**WHAT YOU HAVE TO DO**
Write out the listing below in its entirety, minus the pictures, without changing a word.

**EXTRACTED RECORDS**

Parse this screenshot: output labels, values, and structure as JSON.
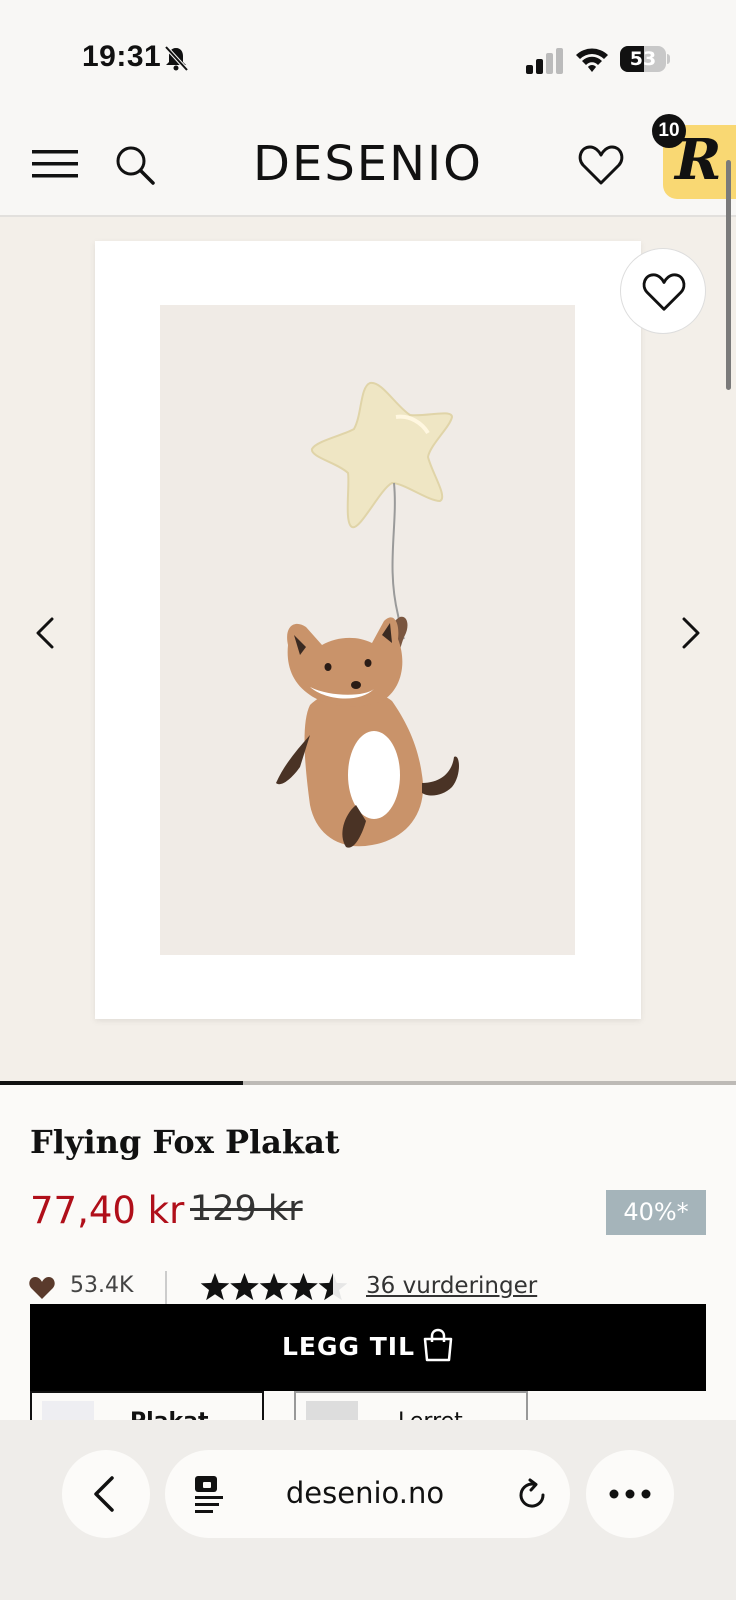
{
  "status_bar": {
    "time": "19:31",
    "battery": "53",
    "battery_level": 0.53
  },
  "header": {
    "logo": "DESENIO",
    "rewards_badge": "10",
    "rewards_mark": "R"
  },
  "gallery": {
    "progress": 0.33
  },
  "product": {
    "title": "Flying Fox Plakat",
    "price_sale": "77,40 kr",
    "price_original": "129 kr",
    "discount": "40%*",
    "likes": "53.4K",
    "rating": 4.5,
    "reviews_link": "36 vurderinger",
    "add_to_cart": "LEGG TIL",
    "format_tabs": [
      {
        "label": "Plakat"
      },
      {
        "label": "Lerret"
      }
    ]
  },
  "browser": {
    "url": "desenio.no"
  },
  "colors": {
    "sale_red": "#b00f1a",
    "discount_badge": "#a5b4ba",
    "rewards_yellow": "#f9d873",
    "button_black": "#000000"
  },
  "icons": [
    "bell-muted-icon",
    "signal-icon",
    "wifi-icon",
    "battery-icon",
    "menu-icon",
    "search-icon",
    "heart-icon",
    "chevron-left-icon",
    "chevron-right-icon",
    "bag-icon",
    "star-icon",
    "reader-icon",
    "reload-icon",
    "more-icon"
  ]
}
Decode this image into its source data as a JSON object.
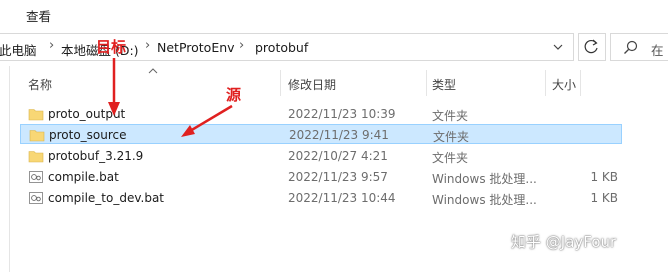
{
  "ribbon": {
    "view_tab": "查看"
  },
  "address": {
    "crumbs": [
      "此电脑",
      "本地磁盘 (D:)",
      "NetProtoEnv",
      "protobuf"
    ],
    "search_placeholder": "在"
  },
  "columns": {
    "name": "名称",
    "date": "修改日期",
    "type": "类型",
    "size": "大小"
  },
  "files": [
    {
      "name": "proto_output",
      "date": "2022/11/23 10:39",
      "type": "文件夹",
      "size": "",
      "icon": "folder-icon",
      "selected": false
    },
    {
      "name": "proto_source",
      "date": "2022/11/23 9:41",
      "type": "文件夹",
      "size": "",
      "icon": "folder-icon",
      "selected": true
    },
    {
      "name": "protobuf_3.21.9",
      "date": "2022/10/27 4:21",
      "type": "文件夹",
      "size": "",
      "icon": "folder-icon",
      "selected": false
    },
    {
      "name": "compile.bat",
      "date": "2022/11/23 9:57",
      "type": "Windows 批处理...",
      "size": "1 KB",
      "icon": "batch-file-icon",
      "selected": false
    },
    {
      "name": "compile_to_dev.bat",
      "date": "2022/11/23 10:44",
      "type": "Windows 批处理...",
      "size": "1 KB",
      "icon": "batch-file-icon",
      "selected": false
    }
  ],
  "annotations": {
    "target": "目标",
    "source": "源"
  },
  "watermark": "知乎 @JayFour",
  "colors": {
    "selection": "#cce8ff",
    "selection_border": "#99d1ff",
    "annotation": "#e02020",
    "folder": "#f8d775"
  }
}
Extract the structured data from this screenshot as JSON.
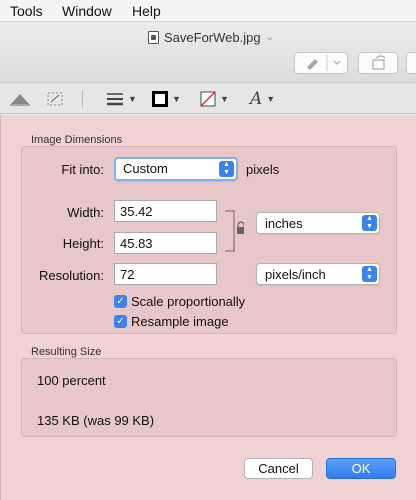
{
  "menu": {
    "items": [
      "Tools",
      "Window",
      "Help"
    ]
  },
  "window": {
    "title": "SaveForWeb.jpg"
  },
  "toolbar": {
    "icons": [
      "markup-pen-icon",
      "rotate-icon",
      "adjust-color-icon",
      "resize-icon",
      "line-style-icon",
      "border-color-icon",
      "fill-color-icon",
      "text-style-icon"
    ]
  },
  "dialog": {
    "image_dimensions_label": "Image Dimensions",
    "fit_into_label": "Fit into:",
    "fit_into_value": "Custom",
    "fit_into_unit": "pixels",
    "width_label": "Width:",
    "width_value": "35.42",
    "height_label": "Height:",
    "height_value": "45.83",
    "size_unit": "inches",
    "resolution_label": "Resolution:",
    "resolution_value": "72",
    "resolution_unit": "pixels/inch",
    "scale_label": "Scale proportionally",
    "scale_checked": true,
    "resample_label": "Resample image",
    "resample_checked": true,
    "resulting_size_label": "Resulting Size",
    "percent_text": "100 percent",
    "size_text": "135 KB (was 99 KB)",
    "cancel_label": "Cancel",
    "ok_label": "OK"
  },
  "colors": {
    "sheet_bg": "#f0d2d3",
    "accent": "#3b82f5"
  }
}
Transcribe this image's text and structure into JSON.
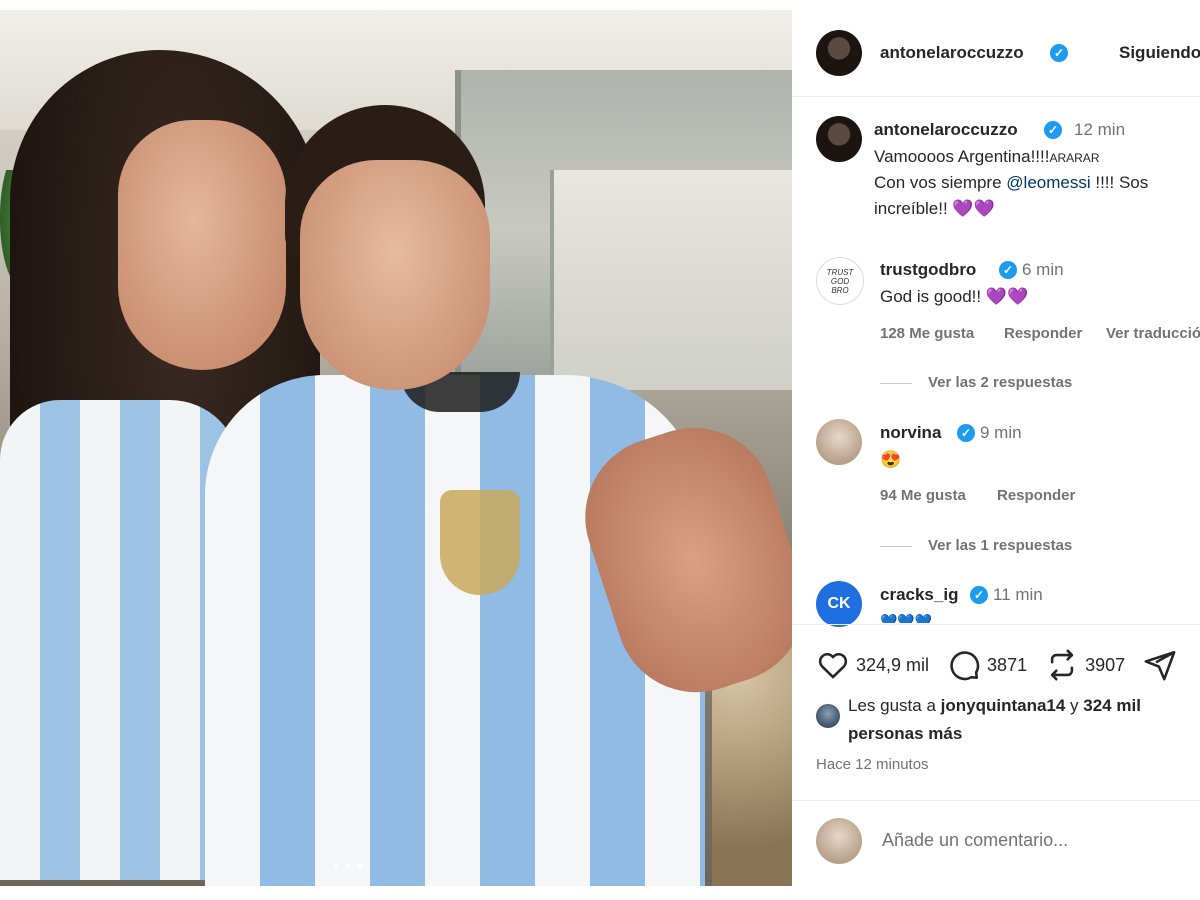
{
  "post": {
    "author": "antonelaroccuzzo",
    "follow_label": "Siguiendo",
    "caption_time": "12 min",
    "caption_line1": "Vamoooos Argentina!!!!",
    "caption_line1_suffix": "ARARAR",
    "caption_line2_prefix": "Con vos siempre ",
    "caption_mention": "@leomessi",
    "caption_line2_suffix": " !!!! Sos",
    "caption_line3": "increíble!! 💜💜",
    "carousel_pages": 3,
    "carousel_active": 3
  },
  "comments": [
    {
      "user": "trustgodbro",
      "time": "6 min",
      "text": "God is good!! 💜💜",
      "likes": "128 Me gusta",
      "reply": "Responder",
      "translate": "Ver traducción",
      "replies": "Ver las 2 respuestas"
    },
    {
      "user": "norvina",
      "time": "9 min",
      "text": "😍",
      "likes": "94 Me gusta",
      "reply": "Responder",
      "replies": "Ver las 1 respuestas"
    },
    {
      "user": "cracks_ig",
      "time": "11 min",
      "text": "💙💙💙",
      "avatar_text": "CK"
    }
  ],
  "stats": {
    "likes": "324,9 mil",
    "comments": "3871",
    "reposts": "3907"
  },
  "liked_by": {
    "prefix": "Les gusta a ",
    "user": "jonyquintana14",
    "middle": " y ",
    "others": "324 mil",
    "line2": "personas más"
  },
  "posted_ago": "Hace 12 minutos",
  "comment_placeholder": "Añade un comentario...",
  "colors": {
    "verified": "#1d9bf0",
    "mention": "#00376b",
    "muted": "#737373"
  }
}
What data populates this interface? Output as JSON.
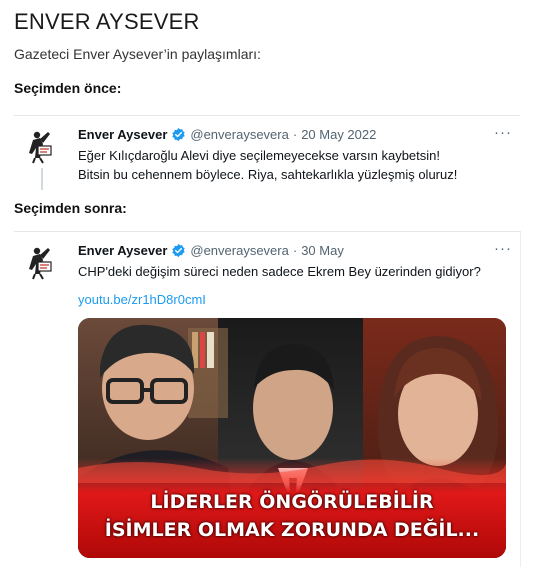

**SOLUTION TO THE PROBLEM**
Parse this screenshot: output labels, values, and structure as JSON.
{
  "status_bar": {
    "time": "19:31",
    "battery": "53",
    "battery_level": 0.53
  },
  "header": {
    "logo": "DESENIO",
    "rewards_badge": "10",
    "rewards_mark": "R"
  },
  "gallery": {
    "progress": 0.33
  },
  "product": {
    "title": "Flying Fox Plakat",
    "price_sale": "77,40 kr",
    "price_original": "129 kr",
    "discount": "40%*",
    "likes": "53.4K",
    "rating": 4.5,
    "reviews_link": "36 vurderinger",
    "add_to_cart": "LEGG TIL",
    "format_tabs": [
      {
        "label": "Plakat"
      },
      {
        "label": "Lerret"
      }
    ]
  },
  "browser": {
    "url": "desenio.no"
  },
  "colors": {
    "sale_red": "#b00f1a",
    "discount_badge": "#a5b4ba",
    "rewards_yellow": "#f9d873",
    "button_black": "#000000"
  },
  "icons": [
    "bell-muted-icon",
    "signal-icon",
    "wifi-icon",
    "battery-icon",
    "menu-icon",
    "search-icon",
    "heart-icon",
    "chevron-left-icon",
    "chevron-right-icon",
    "bag-icon",
    "star-icon",
    "reader-icon",
    "reload-icon",
    "more-icon"
  ]
}
Decode this image into its source data as a JSON object.
{
  "ribbon": {
    "view_tab": "查看"
  },
  "address": {
    "crumbs": [
      "此电脑",
      "本地磁盘 (D:)",
      "NetProtoEnv",
      "protobuf"
    ],
    "search_placeholder": "在"
  },
  "columns": {
    "name": "名称",
    "date": "修改日期",
    "type": "类型",
    "size": "大小"
  },
  "files": [
    {
      "name": "proto_output",
      "date": "2022/11/23 10:39",
      "type": "文件夹",
      "size": "",
      "icon": "folder-icon",
      "selected": false
    },
    {
      "name": "proto_source",
      "date": "2022/11/23 9:41",
      "type": "文件夹",
      "size": "",
      "icon": "folder-icon",
      "selected": true
    },
    {
      "name": "protobuf_3.21.9",
      "date": "2022/10/27 4:21",
      "type": "文件夹",
      "size": "",
      "icon": "folder-icon",
      "selected": false
    },
    {
      "name": "compile.bat",
      "date": "2022/11/23 9:57",
      "type": "Windows 批处理...",
      "size": "1 KB",
      "icon": "batch-file-icon",
      "selected": false
    },
    {
      "name": "compile_to_dev.bat",
      "date": "2022/11/23 10:44",
      "type": "Windows 批处理...",
      "size": "1 KB",
      "icon": "batch-file-icon",
      "selected": false
    }
  ],
  "annotations": {
    "target": "目标",
    "source": "源"
  },
  "watermark": "知乎 @JayFour",
  "colors": {
    "selection": "#cce8ff",
    "selection_border": "#99d1ff",
    "annotation": "#e02020",
    "folder": "#f8d775"
  }
}
Extract the structured data from this screenshot as JSON.
{
  "menu": {
    "items": [
      "Tools",
      "Window",
      "Help"
    ]
  },
  "window": {
    "title": "SaveForWeb.jpg"
  },
  "toolbar": {
    "icons": [
      "markup-pen-icon",
      "rotate-icon",
      "adjust-color-icon",
      "resize-icon",
      "line-style-icon",
      "border-color-icon",
      "fill-color-icon",
      "text-style-icon"
    ]
  },
  "dialog": {
    "image_dimensions_label": "Image Dimensions",
    "fit_into_label": "Fit into:",
    "fit_into_value": "Custom",
    "fit_into_unit": "pixels",
    "width_label": "Width:",
    "width_value": "35.42",
    "height_label": "Height:",
    "height_value": "45.83",
    "size_unit": "inches",
    "resolution_label": "Resolution:",
    "resolution_value": "72",
    "resolution_unit": "pixels/inch",
    "scale_label": "Scale proportionally",
    "scale_checked": true,
    "resample_label": "Resample image",
    "resample_checked": true,
    "resulting_size_label": "Resulting Size",
    "percent_text": "100 percent",
    "size_text": "135 KB (was 99 KB)",
    "cancel_label": "Cancel",
    "ok_label": "OK"
  },
  "colors": {
    "sheet_bg": "#f0d2d3",
    "accent": "#3b82f5"
  }
}
Transcribe this image's text and structure into JSON.
{
  "post": {
    "author": "antonelaroccuzzo",
    "follow_label": "Siguiendo",
    "caption_time": "12 min",
    "caption_line1": "Vamoooos Argentina!!!!",
    "caption_line1_suffix": "ARARAR",
    "caption_line2_prefix": "Con vos siempre ",
    "caption_mention": "@leomessi",
    "caption_line2_suffix": " !!!! Sos",
    "caption_line3": "increíble!! 💜💜",
    "carousel_pages": 3,
    "carousel_active": 3
  },
  "comments": [
    {
      "user": "trustgodbro",
      "time": "6 min",
      "text": "God is good!! 💜💜",
      "likes": "128 Me gusta",
      "reply": "Responder",
      "translate": "Ver traducción",
      "replies": "Ver las 2 respuestas"
    },
    {
      "user": "norvina",
      "time": "9 min",
      "text": "😍",
      "likes": "94 Me gusta",
      "reply": "Responder",
      "replies": "Ver las 1 respuestas"
    },
    {
      "user": "cracks_ig",
      "time": "11 min",
      "text": "💙💙💙",
      "avatar_text": "CK"
    }
  ],
  "stats": {
    "likes": "324,9 mil",
    "comments": "3871",
    "reposts": "3907"
  },
  "liked_by": {
    "prefix": "Les gusta a ",
    "user": "jonyquintana14",
    "middle": " y ",
    "others": "324 mil",
    "line2": "personas más"
  },
  "posted_ago": "Hace 12 minutos",
  "comment_placeholder": "Añade un comentario...",
  "colors": {
    "verified": "#1d9bf0",
    "mention": "#00376b",
    "muted": "#737373"
  }
}
What data populates this interface? Output as JSON.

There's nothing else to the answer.